Nothing is more frightening than the realization that your furry family member needs a life-saving surgery and more than that, a blood transfusion.
Where does the blood come from? With humans, the Red Cross provides blood to hospitals around the country. Well, fortunately, Penn Vet offers a blood bank with a mobile bloodmobile to make donating convenient and easy.
Penn Animal Blood Bank, or PABB, manages a large volunteer blood donor program to meet the transfusion needs of the patients at Penn Vet. PABB carefully screens both canine and feline blood donors for general health and infectious diseases to protect both the blood donor and the recipient.
All blood is collected by certified veterinary technicians and processed and stored in-house to maintain PABB’s high standards for quality blood products. A unit of blood is typically separated into packed red blood cells (PRBCs) and plasma, though other blood components (e.g., platelet concentrate, cryoprecipitate) are prepared to meet the specific transfusion needs of a patient. Administration of blood components rather than whole blood allows a single blood donation to help more than one patient and may decrease the risk of certain types of transfusion reactions.
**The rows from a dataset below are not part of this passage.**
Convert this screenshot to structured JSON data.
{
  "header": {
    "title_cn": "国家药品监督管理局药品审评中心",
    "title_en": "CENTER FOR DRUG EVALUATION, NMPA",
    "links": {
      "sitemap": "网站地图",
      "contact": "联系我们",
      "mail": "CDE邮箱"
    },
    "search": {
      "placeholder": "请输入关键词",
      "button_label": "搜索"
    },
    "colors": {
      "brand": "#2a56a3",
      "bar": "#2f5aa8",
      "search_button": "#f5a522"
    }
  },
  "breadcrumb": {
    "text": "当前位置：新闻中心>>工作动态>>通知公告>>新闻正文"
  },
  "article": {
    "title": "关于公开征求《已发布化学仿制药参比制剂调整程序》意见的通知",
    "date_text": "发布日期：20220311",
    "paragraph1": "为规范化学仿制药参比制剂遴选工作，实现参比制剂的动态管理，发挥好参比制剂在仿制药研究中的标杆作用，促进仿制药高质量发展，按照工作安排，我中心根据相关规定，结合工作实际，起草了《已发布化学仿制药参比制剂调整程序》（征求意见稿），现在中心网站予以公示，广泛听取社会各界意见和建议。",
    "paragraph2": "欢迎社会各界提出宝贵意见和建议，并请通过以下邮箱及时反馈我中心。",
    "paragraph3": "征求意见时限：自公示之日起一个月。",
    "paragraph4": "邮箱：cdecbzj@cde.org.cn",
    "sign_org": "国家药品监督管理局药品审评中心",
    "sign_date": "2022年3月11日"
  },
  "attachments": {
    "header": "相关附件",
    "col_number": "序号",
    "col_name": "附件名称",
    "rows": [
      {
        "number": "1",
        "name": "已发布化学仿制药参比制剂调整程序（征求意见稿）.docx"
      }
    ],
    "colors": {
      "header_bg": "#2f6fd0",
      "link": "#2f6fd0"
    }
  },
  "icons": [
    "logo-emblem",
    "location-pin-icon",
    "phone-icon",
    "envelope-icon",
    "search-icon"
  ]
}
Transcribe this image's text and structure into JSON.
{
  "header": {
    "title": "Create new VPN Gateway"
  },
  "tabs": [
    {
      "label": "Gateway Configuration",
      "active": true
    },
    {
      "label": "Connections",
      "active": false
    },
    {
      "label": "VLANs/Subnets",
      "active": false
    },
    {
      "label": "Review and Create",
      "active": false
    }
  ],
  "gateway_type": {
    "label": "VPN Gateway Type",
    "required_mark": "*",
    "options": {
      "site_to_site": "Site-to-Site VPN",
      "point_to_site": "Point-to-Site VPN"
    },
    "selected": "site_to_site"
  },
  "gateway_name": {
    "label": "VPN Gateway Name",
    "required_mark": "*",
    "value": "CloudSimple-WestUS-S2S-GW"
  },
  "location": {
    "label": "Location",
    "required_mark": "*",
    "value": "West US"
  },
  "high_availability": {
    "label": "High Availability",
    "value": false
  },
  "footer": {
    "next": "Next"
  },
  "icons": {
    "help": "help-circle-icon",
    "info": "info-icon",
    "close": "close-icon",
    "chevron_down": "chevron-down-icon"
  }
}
The School of Veterinary Medicine unveiled and dedicated a new Animal Bloodmobile on May 7 at the Veterinary Hospital (VHUP). The Bloodmobile was made possible by a generous gift from the Wurster Family Foundation. Bogie, a Labrador retriever owned by members of the Wurster family, was a VHUP patient whose life was saved by numerous blood transfusions.
The new Bloodmobile will be used for blood drives organized by breeders, dog clubs and veterinarians in the Delaware Valley. These drives are held two or three times a week. Blood is collected from 10 to 15 dogs that are brought by their owners. The donation takes just a few minutes and the dogs don’t mind the collection. They are rewarded with a treat of meaty dog food and lots of pats on the head. The blood is brought back to VHUP where it is processed and separated into its components such as red blood cells, plasma, and clotting factors. One unit of blood helps more than one patient. The blood and blood products are typed and matched to ensure compatibility between donor and patient.
To donate blood, a dog must be good-tempered, at least one year of age, weigh at least 50 lbs., be in excellent health and have current vaccination status. Those interested in having their dog donate blood should contact the Penn Animal Blood Bank at (215) 573-7222.
To learn more about Penn Vet’s Bloodmobile – and how your dog can become a donor, click here.